At first I tried just rerendering the page I was on, but realized that the dependency pages could change and the current page wouldn't update. I tried fixing this by adding a list of paths to all of the files that each page used as a dependency and checking those as well. But then I realized that the page also depends on files my system didn't parse or touch, except to copy, like a css style sheet. So I changed to checking every file in the directory. It still doesn't know about new files, which is something I'd also like to try changing. It seems like a simple fix: don't loop through the hash map, loop through the files in the directory; if there's one not in the hashmap, rerender. I'll get to it soon enough.
One thing I can say without a doubt, if you intend to write your own templating engine, do not under any circumstances take it upon yourself to write your own markdown parser. I never tried, but judging by the code of md4c (the parser I chose to use) it is incredibly complex. I did not imagine that would be the case, because markdown is so simple, but md4c has so many lines of code that, with just the 3 basic necessary files I included for its use in bluesky, Github says my project is 80% C.
md4c is a really cool library. It's definitely fast, but the C style is also very cool, including the use of callbacks. The documentation is lacking, but there was an example file that was easily adaptable.
When I initially started, I had typical dreams of grandeur, that I was writing an open source project others would find useful. As time went on, and I saw that a lot of people write their own SSGs, I realized I shouldn't worry about that. I just wanted to write it for me, and for my dog. It feels really good to see her name everywhere as I'm working on my site.
So my advice is just that: don't write something you think someone else will use. Write it for yourself.
If anyone reading this is interested in trying out bluesky, I am more than happy to help you get started. I'm quite proud of the result. I just don't have any expectations of anyone using it.

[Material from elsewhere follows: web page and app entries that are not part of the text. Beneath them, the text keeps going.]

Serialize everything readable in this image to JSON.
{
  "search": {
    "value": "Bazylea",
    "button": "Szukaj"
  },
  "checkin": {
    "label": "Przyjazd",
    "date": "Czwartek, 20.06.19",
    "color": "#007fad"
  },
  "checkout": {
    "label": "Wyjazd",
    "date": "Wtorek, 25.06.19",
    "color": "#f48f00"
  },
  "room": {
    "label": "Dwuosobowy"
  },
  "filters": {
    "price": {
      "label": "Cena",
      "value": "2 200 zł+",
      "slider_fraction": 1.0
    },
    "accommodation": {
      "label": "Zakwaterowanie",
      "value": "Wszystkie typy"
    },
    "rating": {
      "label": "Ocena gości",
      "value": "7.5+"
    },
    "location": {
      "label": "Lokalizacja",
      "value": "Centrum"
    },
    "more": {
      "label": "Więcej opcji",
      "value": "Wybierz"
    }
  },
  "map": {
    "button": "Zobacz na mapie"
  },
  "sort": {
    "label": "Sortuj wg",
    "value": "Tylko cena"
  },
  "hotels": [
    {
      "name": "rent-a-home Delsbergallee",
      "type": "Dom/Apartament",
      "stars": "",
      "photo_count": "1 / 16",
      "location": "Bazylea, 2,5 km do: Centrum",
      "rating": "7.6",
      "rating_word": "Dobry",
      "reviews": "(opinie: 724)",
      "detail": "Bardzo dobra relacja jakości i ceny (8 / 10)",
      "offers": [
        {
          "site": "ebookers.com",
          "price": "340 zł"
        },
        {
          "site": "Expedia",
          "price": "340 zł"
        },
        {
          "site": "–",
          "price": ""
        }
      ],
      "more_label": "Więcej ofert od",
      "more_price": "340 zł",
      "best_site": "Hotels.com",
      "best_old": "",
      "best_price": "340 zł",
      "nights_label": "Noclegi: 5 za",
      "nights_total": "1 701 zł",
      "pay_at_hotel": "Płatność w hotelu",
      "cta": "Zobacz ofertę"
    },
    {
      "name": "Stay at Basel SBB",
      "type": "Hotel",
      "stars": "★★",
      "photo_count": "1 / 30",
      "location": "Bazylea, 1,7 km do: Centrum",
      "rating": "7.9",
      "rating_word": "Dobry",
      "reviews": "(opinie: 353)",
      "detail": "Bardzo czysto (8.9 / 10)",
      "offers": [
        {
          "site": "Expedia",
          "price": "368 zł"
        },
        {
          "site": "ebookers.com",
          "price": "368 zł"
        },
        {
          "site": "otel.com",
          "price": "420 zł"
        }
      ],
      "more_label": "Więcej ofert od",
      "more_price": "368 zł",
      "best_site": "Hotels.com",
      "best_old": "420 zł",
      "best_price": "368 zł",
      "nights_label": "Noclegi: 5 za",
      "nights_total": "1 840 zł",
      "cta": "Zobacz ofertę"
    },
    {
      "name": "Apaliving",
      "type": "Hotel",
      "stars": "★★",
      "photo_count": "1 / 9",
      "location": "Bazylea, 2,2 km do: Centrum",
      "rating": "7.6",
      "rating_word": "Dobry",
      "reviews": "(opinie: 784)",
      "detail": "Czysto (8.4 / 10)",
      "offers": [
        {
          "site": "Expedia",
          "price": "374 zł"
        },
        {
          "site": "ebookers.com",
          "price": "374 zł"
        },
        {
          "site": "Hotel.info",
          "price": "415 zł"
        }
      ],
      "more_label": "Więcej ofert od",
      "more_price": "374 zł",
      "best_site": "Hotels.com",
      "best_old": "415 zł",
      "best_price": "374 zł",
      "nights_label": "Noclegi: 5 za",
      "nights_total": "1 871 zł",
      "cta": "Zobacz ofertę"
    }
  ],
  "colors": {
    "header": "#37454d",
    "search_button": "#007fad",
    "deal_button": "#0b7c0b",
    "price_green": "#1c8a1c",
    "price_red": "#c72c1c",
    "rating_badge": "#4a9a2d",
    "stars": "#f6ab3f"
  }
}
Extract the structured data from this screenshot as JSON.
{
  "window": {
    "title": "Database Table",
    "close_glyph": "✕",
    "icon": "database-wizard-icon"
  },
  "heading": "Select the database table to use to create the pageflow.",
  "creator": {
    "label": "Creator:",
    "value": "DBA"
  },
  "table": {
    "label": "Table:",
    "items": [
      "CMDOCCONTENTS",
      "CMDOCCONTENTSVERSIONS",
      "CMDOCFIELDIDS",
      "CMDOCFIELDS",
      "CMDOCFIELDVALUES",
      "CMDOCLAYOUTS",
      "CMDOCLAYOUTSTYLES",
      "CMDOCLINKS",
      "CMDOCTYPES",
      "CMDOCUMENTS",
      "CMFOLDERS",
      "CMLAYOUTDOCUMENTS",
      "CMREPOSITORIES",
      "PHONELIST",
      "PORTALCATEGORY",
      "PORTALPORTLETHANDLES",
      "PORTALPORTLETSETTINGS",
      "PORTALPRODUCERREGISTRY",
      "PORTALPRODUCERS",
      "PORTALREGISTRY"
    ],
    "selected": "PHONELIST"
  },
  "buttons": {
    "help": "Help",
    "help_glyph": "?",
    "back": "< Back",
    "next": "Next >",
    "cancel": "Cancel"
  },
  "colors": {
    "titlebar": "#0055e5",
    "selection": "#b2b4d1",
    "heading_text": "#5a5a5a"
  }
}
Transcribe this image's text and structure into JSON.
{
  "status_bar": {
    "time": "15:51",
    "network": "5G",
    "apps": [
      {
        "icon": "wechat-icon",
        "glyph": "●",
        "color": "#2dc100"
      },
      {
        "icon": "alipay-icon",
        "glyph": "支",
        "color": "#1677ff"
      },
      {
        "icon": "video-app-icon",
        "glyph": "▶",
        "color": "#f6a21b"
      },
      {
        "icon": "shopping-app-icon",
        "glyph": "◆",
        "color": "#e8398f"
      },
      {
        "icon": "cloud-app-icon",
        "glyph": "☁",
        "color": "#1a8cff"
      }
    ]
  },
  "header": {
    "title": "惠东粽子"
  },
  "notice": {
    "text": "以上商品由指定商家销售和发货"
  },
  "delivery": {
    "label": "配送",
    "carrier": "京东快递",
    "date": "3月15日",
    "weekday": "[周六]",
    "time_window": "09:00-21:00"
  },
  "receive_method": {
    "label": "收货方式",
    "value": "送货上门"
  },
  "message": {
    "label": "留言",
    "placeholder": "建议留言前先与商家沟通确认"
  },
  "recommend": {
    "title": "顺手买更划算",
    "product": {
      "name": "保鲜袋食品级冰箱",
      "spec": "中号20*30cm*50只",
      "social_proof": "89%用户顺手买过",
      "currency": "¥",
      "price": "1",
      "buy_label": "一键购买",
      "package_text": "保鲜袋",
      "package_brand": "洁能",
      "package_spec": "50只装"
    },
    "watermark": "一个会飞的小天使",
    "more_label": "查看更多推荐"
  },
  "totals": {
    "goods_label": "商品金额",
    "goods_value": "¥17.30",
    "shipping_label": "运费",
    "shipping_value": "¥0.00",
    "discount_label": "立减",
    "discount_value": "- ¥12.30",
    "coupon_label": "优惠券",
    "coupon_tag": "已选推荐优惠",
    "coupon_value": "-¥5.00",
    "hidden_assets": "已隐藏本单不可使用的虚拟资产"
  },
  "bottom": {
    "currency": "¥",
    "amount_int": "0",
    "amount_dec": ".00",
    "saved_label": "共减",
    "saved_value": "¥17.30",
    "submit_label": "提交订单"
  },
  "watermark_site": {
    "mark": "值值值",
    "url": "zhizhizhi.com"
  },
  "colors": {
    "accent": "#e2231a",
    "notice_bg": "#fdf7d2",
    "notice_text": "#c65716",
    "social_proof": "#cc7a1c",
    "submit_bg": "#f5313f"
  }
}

Though, sergey has users, and I have more features than sergey, so who knows. Maybe people will like it.
I've been working in Python for 5 years now. Toptal labelled me a "Python Expert" so I feel comfortable saying if I can do something, I can do it in Python. I chose to do this project in C then C++ because I wanted to exercise those memory handling systems programming muscles, and this project offered enough of a challenge to start feeling much more comfortable writing C++ (C too, actually).
That being said, the difficulty in writing bluesky did not lie in the choice of programming language. Sure, string handling is a lot easier in Python, but templating is hard anyway. At one point, so frustrated trying to get my Template system to work, I switched to Python to write a proof of concept, figuring I could get it done in 5 hours and see how to write it in C++.
That was not the case. It was just as hard in Python as it was in C++. Templating is hard. Period. I've done a considerable amount of text processing in programming. One of my first projects was a web app for annotating classical texts, which involved parsing Project Gutenberg text files; I wrote the text processor twice. And still templating is hard.
So, I'm not saying its not a worthwhile endeavor, but you have to want to do it. I really like sergey, and really wanted to stop depending on it. I also really wanted to finish something in tribute to my dog. This was my first major personal project in years. And I'm really proud of it. I hope someone else can learn from it. Maybe someone can even build something with it.